Iran News ...


Iran, Canada and Some Considerations

By Mahmoud Reza Golshanpazhooh, Executive Editor of Iran Review

1. During the 20th session of the United Nations Human Rights Council in June and July 2012, the UN High Commissioner for Human Rights Ms. Navi Pillay criticized treatment of protesting Canadian students in Quebec by the Canadian government, noting that Ottawa’s behavior restricted the right of assembly. Subsequently, Canada’s representative in the Council reacted by recriminating the high commissioner of “misguidedly commenting” on the human rights situation in Canada. That hurried reaction was shown by a country which, as noted by independent nongovernmental organizations (1), ranked the first among 192 member states of the Human Rights Council by offering 908 recommendations to criticize the situation of human rights in other member states during the first round of the Universal Periodic Review (UPR). Canada is a country which has been knowingly trying to introduce itself as a role model for observing human rights at international level. Perhaps, not being able to tolerate even a simple critical comment could be a good touchstone against which the truth of Canada’s claim to being a role model for human rights can be tested.

2. It was quite strange that a few months ago, the Canadian government decided out of the blue to close the visa section of its embassy in Tehran followed by sudden closedown of the entire embassy in September 2012 and asking Iranian diplomats in Ottawa to leave its soil in a matter of five days. The reasoning used by the Canadian government and its Foreign Minister John Baird to justify the measure made it look even more strange.

However, the measure was followed by the publication of a high volume of expert analyses most of which suggesting that Canada had been most possibly under the pressure from Israel and the United States to close its Tehran embassy. They also noted that similar spontaneous decisions had been already taken in other cases by Canada’s conservative government.

Such analyses clearly proved that it was difficult for a large part of political elites, who were well-versed about international processes and challenges, to believe the reasons that the Canadian Foreign Ministry gave for the sudden closedown of its embassy in Tehran. Clues and quotes mentioned by Eric Walberg in his article (2) about the influence of Israel’s policies and demands on Canada’s conservative government as well as the approach that Shahir Shahid-Saless has taken to this issue in another article (3) all serve to uphold the above hypothesis.

3. Not long ago, Canada was a country famed for its healthy approach to international relations. The measures taken by that country in such areas as providing humanitarian aid, mediation between disputing states, establishment and maintenance of peace in conflict areas, and providing developmental aid to less developed countries were so numerous that nobody could doubt that country’s role in creating a world with less tension, or its efforts to instill peace and friendship among countries. That role, however, has been waning for a while. In a surprising turn of events which had no precedence in the past 50 years, Canada failed to garner enough votes to become a member of the Security Council in October 2010 and was replaced by Portugal.

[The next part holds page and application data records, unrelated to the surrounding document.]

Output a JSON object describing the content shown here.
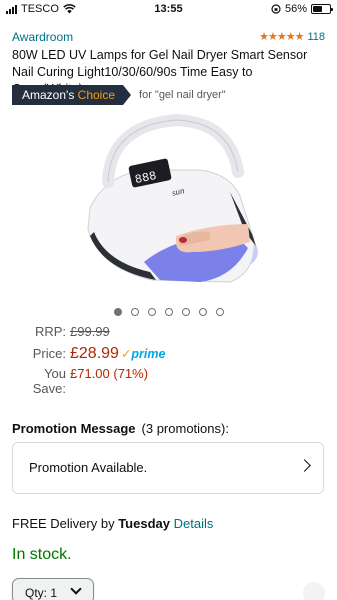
{
  "status_bar": {
    "carrier": "TESCO",
    "time": "13:55",
    "battery_percent": "56%",
    "battery_level": 0.56
  },
  "product": {
    "brand": "Awardroom",
    "rating_stars": "★★★★★",
    "rating_value": 4.5,
    "rating_count": "118",
    "title": "80W LED UV Lamps for Gel Nail Dryer Smart Sensor Nail Curing Light10/30/60/90s Time Easy to Carry(White)…"
  },
  "badge": {
    "label_prefix": "Amazon's ",
    "label_accent": "Choice",
    "for_text": "for \"gel nail dryer\""
  },
  "gallery": {
    "image_count": 7,
    "active_index": 0,
    "image_icon": "uv-nail-lamp-image"
  },
  "pricing": {
    "rrp_label": "RRP:",
    "rrp_value": "£99.99",
    "price_label": "Price:",
    "price_value": "£28.99",
    "prime_label": "prime",
    "save_label": "You Save:",
    "save_value": "£71.00 (71%)"
  },
  "promotion": {
    "heading": "Promotion Message",
    "count": "(3 promotions):",
    "box_text": "Promotion Available."
  },
  "delivery": {
    "prefix": "FREE Delivery by ",
    "day": "Tuesday",
    "link": "Details"
  },
  "stock": {
    "status": "In stock."
  },
  "quantity": {
    "label": "Qty: 1"
  },
  "colors": {
    "link": "#007185",
    "price": "#b12704",
    "stock": "#007600",
    "star": "#de7921",
    "badge_bg": "#232f3e",
    "badge_accent": "#ff9900",
    "prime": "#00a8e1"
  }
}
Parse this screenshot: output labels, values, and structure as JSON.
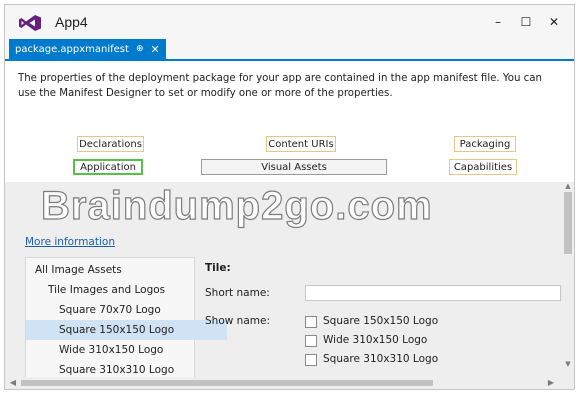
{
  "window": {
    "title": "App4",
    "minimize_label": "–",
    "maximize_label": "☐",
    "close_label": "✕"
  },
  "tab": {
    "label": "package.appxmanifest",
    "pin_label": "⊕",
    "close_label": "✕"
  },
  "description": "The properties of the deployment package for your app are contained in the app manifest file. You can use the Manifest Designer to set or modify one or more of the properties.",
  "nav_tabs": {
    "declarations": "Declarations",
    "content_uris": "Content URIs",
    "packaging": "Packaging",
    "application": "Application",
    "visual_assets": "Visual Assets",
    "capabilities": "Capabilities",
    "active": "application"
  },
  "watermark": "Braindump2go.com",
  "more_information": "More information",
  "asset_tree": {
    "items": [
      "All Image Assets",
      "Tile Images and Logos",
      "Square 70x70 Logo",
      "Square 150x150 Logo",
      "Wide 310x150 Logo",
      "Square 310x310 Logo"
    ],
    "selected": "Square 150x150 Logo"
  },
  "tile_form": {
    "heading": "Tile:",
    "short_name_label": "Short name:",
    "short_name_value": "",
    "show_name_label": "Show name:",
    "show_name_options": [
      {
        "label": "Square 150x150 Logo",
        "checked": false
      },
      {
        "label": "Wide 310x150 Logo",
        "checked": false
      },
      {
        "label": "Square 310x310 Logo",
        "checked": false
      }
    ]
  },
  "icons": [
    "visual-studio-logo-icon",
    "minimize-icon",
    "maximize-icon",
    "close-icon",
    "pin-icon",
    "tab-close-icon",
    "scroll-up-icon",
    "scroll-down-icon",
    "scroll-left-icon",
    "scroll-right-icon"
  ],
  "colors": {
    "accent": "#007acc",
    "logo": "#68217a",
    "active_tab_border": "#57c04a",
    "link": "#1a5fb4",
    "selection": "#cfe3f5"
  }
}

The failure was clear reaction of international community to changes that Canada had made to its basic policies and this issue echoed widely in the Canadian print media as well.

4. Under the present international atmosphere, the value and importance of countries is measured according to such components as soft power potentials, the affectionate attention that they get, independent and rational policies that they adopt, participation in international humanitarian activities and, on the whole, their moderate and overarching approach to international interactions. It is not good for a country to allow its independence become the victim of Cold War era approaches which seek to get concessions through alignment with a political bloc like the United States or Israel. It is even worse for a country like Canada.

Sometimes, an uncalculated measure can perhaps be justified in line with a country’s nationalistic policies or special circumstances in which a country finds itself. However, nobody can dispel the feeling that the blow dealt to Canada’s independence and self-reliance through its recent rash decisions has been much more drastic than the blow that was dealt to Iran as a result of complete severance of diplomatic ties between two countries.


  1. upr-info
  2. Canada-Iran: Canada's Diplomatic Disaster
  3. Behind Canada's closure of Tehran embassy

... Payvand News - 09/18/12 ... --

comments powered by Disqus

Home | ArchiveContact | About |  Web Sites | Bookstore | Persian Calendar | twitter | facebook | RSS Feed

© Copyright 2012 NetNative (All Rights Reserved)